If youth had not come first

If I never loved my mother’s hands

Her graceful Itsy Bitsy Spider

Whirling on the waterspout

How would I cherish

My own tendons and lines




Would I know need

If I never read Lassie Come Home

Or yearned for feelings I couldn’t hold

Cried for a sadness that might have been anger

Or grief

Or simply a puppy

I couldn’t name and keep



Would my thirties know sorrow and loss

And regret

If my teens didn’t know them first

If I never found my private brook

And memorized its every curve

And thought myself the only girl

To ever walk its banks




Would age be like stepping into water

Blind and deaf

Barely sensate

Unaware of how I once

Leapt far from the bank

Without needing to know

What depths would find me



Would age come at all

If youth didn’t long for it

Search for ways to hurry it

For the simple freedom

Of knowing grief from anger

And choosing what things

To name and keep



Like the memory of my mother’s hands

Trying to explain

The nature of longing

How I would always be

That Itsy Bitsy Spider

Yearning for whatever waits

Atop the waterspout


Rae Spencer is a writer and veterinarian living in Virginia.
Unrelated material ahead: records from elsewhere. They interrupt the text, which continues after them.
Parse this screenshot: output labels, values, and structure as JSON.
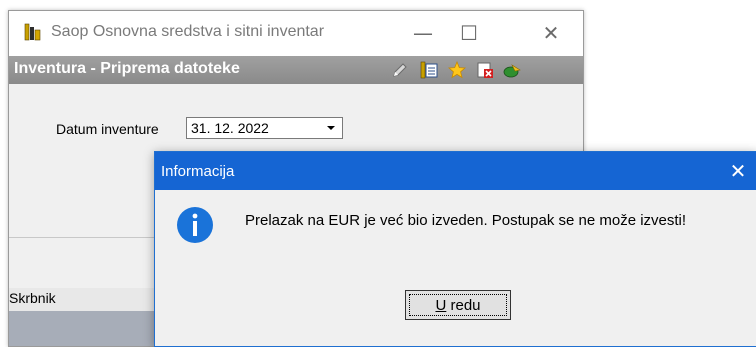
{
  "main_window": {
    "title": "Saop Osnovna sredstva i sitni inventar",
    "controls": {
      "minimize": "—",
      "maximize": "☐",
      "close": "✕"
    },
    "app_icon": "app-books-icon"
  },
  "form": {
    "title": "Inventura - Priprema datoteke",
    "toolbar_icons": [
      "edit-icon",
      "list-icon",
      "star-icon",
      "close-document-icon",
      "exit-icon"
    ],
    "datum_label": "Datum inventure",
    "datum_value": "31. 12. 2022"
  },
  "status": {
    "text": "Skrbnik"
  },
  "dialog": {
    "title": "Informacija",
    "close": "✕",
    "icon": "info-icon",
    "message": "Prelazak na EUR je već bio izveden. Postupak se ne može izvesti!",
    "ok_label_underlined": "U",
    "ok_label_rest": " redu"
  },
  "colors": {
    "dialog_titlebar": "#1565d3",
    "form_header": "#8f8f8f",
    "info_icon": "#1a73d9"
  }
}
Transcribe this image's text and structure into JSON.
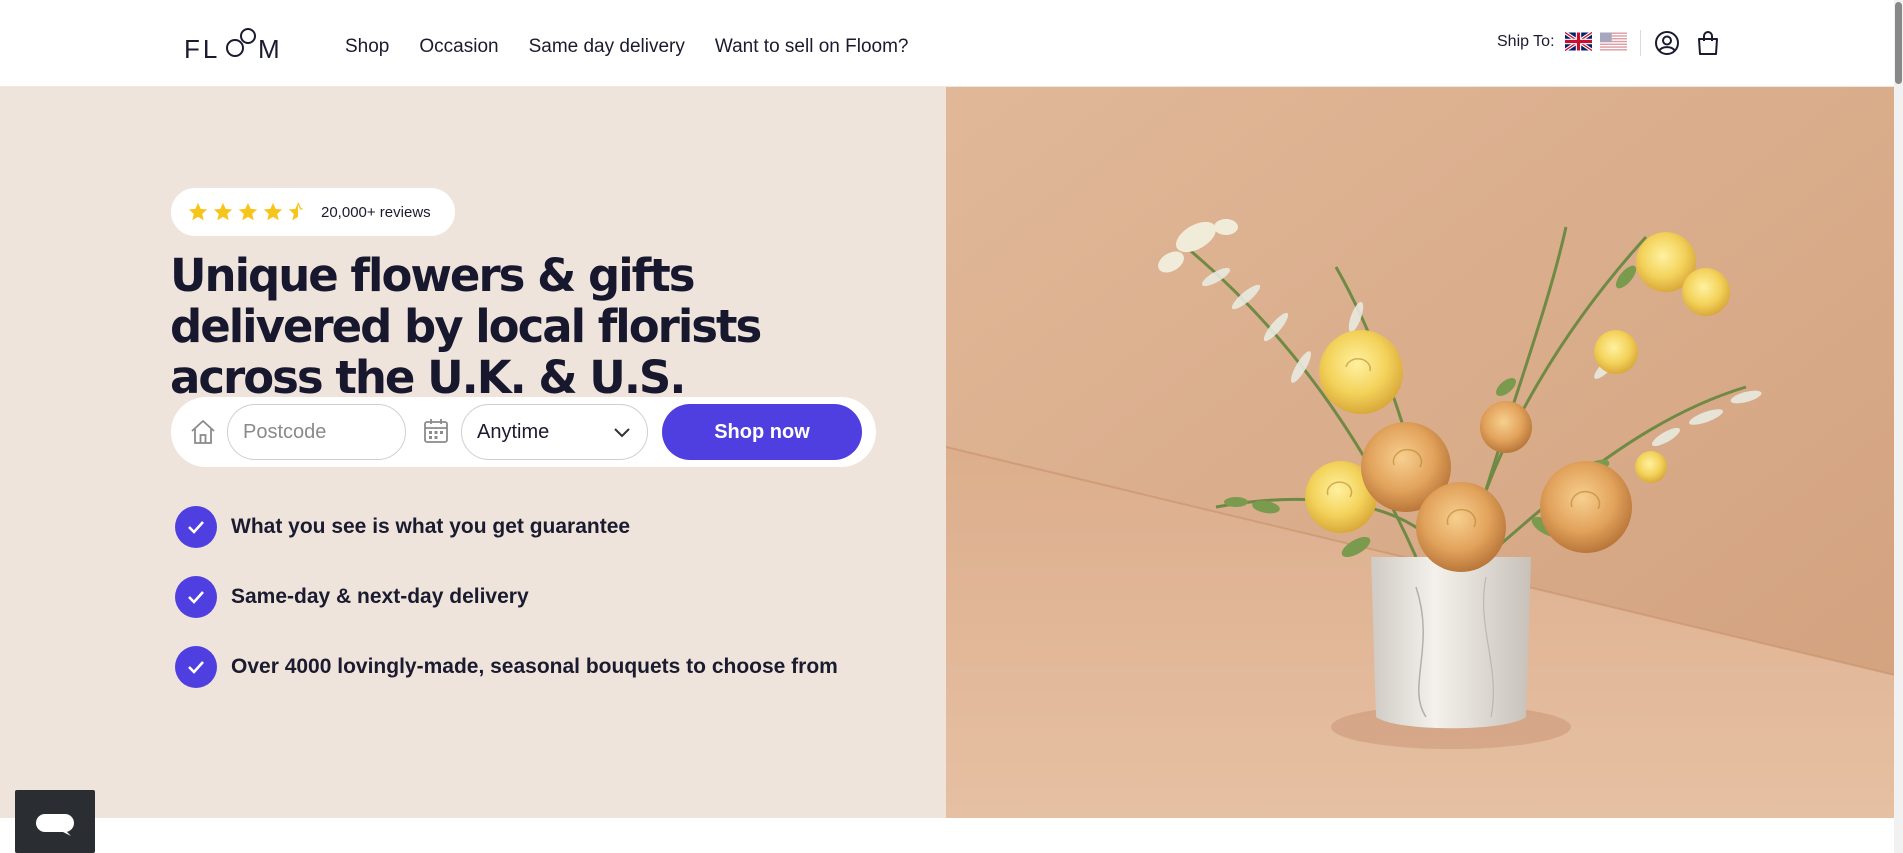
{
  "header": {
    "logo_text": "FLOOM",
    "nav": [
      "Shop",
      "Occasion",
      "Same day delivery",
      "Want to sell on Floom?"
    ],
    "ship_to_label": "Ship To:",
    "flags": [
      "uk-flag-icon",
      "us-flag-icon"
    ],
    "icons": [
      "account-icon",
      "bag-icon"
    ]
  },
  "hero": {
    "rating": {
      "stars": 4.5,
      "reviews_text": "20,000+ reviews"
    },
    "headline": "Unique flowers & gifts delivered by local florists across the U.K. & U.S.",
    "search": {
      "postcode_placeholder": "Postcode",
      "date_value": "Anytime",
      "button_label": "Shop now"
    },
    "benefits": [
      "What you see is what you get guarantee",
      "Same-day & next-day delivery",
      "Over 4000 lovingly-made, seasonal bouquets to choose from"
    ],
    "image": "bouquet-in-marble-vase"
  },
  "colors": {
    "accent": "#4f3fe0",
    "hero_left_bg": "#efe4dc",
    "hero_right_bg": "#deb496",
    "star": "#f7c41b",
    "text": "#1b1b2f"
  },
  "chat": {
    "icon": "chat-icon"
  }
}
Her poetry has been published in Willows Wept Review, The Driftwood Review, Melusine, Five Fishes Journal, vox poetica, and elsewhere. In 2009, she received a Pushcart Prize nomination. She can be found online at www.raespencer.com.
 



When I study my hands, I am tempted to resent the wrinkles and spots that betray age. Except I remember a time when growing older felt wonderful. "Longing" is the result.

 





  


Copyright 2009